■ What is expected:
Among the lines below, how many carry the string "icon"? Reply with a number and nothing else.

■ Provided records:
──────────

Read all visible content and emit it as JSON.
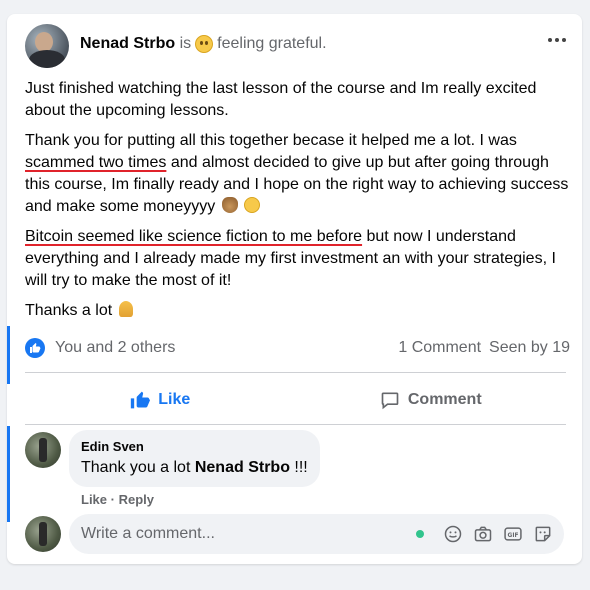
{
  "post": {
    "author": "Nenad Strbo",
    "is_word": "is",
    "feeling": "feeling grateful.",
    "paragraphs": {
      "p1": "Just finished watching the last lesson of the course and Im really excited about the upcoming lessons.",
      "p2_a": "Thank you for putting all this together becase it helped me a lot. I was ",
      "p2_underlined": "scammed two times",
      "p2_b": " and almost decided to give up but after going through this course, Im finally ready and I hope on the right way to achieving success and make some moneyyyy",
      "p3_underlined": "Bitcoin seemed like science fiction to me before",
      "p3_b": " but now I understand everything and I already made my first investment an with your strategies, I will try to make the most of it!",
      "p4": "Thanks a lot"
    },
    "emojis": [
      "feeling-grateful-emoji",
      "money-bag-emoji",
      "grinning-emoji",
      "folded-hands-emoji"
    ]
  },
  "stats": {
    "reactions": "You and 2 others",
    "comments": "1 Comment",
    "seen": "Seen by 19"
  },
  "actions": {
    "like_label": "Like",
    "comment_label": "Comment"
  },
  "comment": {
    "author": "Edin Sven",
    "text_a": "Thank you a lot ",
    "text_mention": "Nenad Strbo",
    "text_b": " !!!",
    "like_label": "Like",
    "dot": " · ",
    "reply_label": "Reply"
  },
  "composer": {
    "placeholder": "Write a comment...",
    "tools": [
      "emoji-icon",
      "camera-icon",
      "gif-icon",
      "sticker-icon"
    ]
  },
  "colors": {
    "accent": "#1877f2",
    "underline": "#e0232b",
    "online": "#31c48d"
  }
}
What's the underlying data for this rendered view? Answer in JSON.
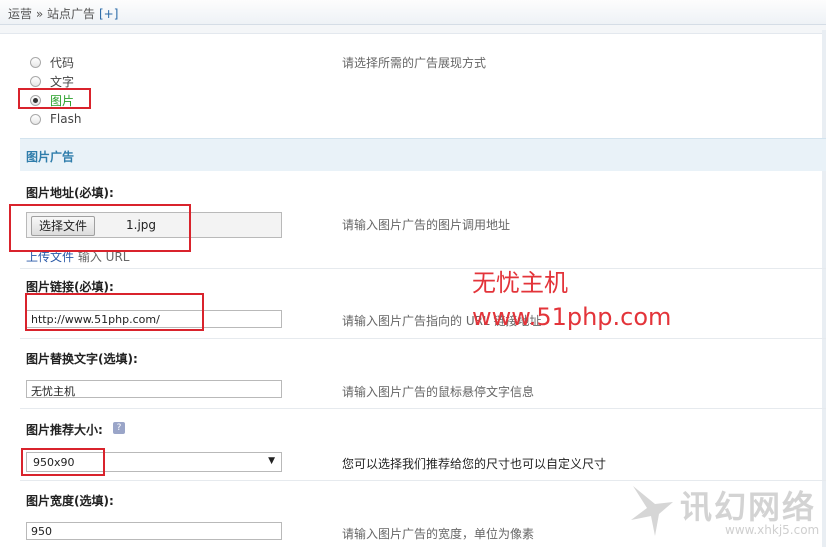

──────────

■ Solution to the problem:
4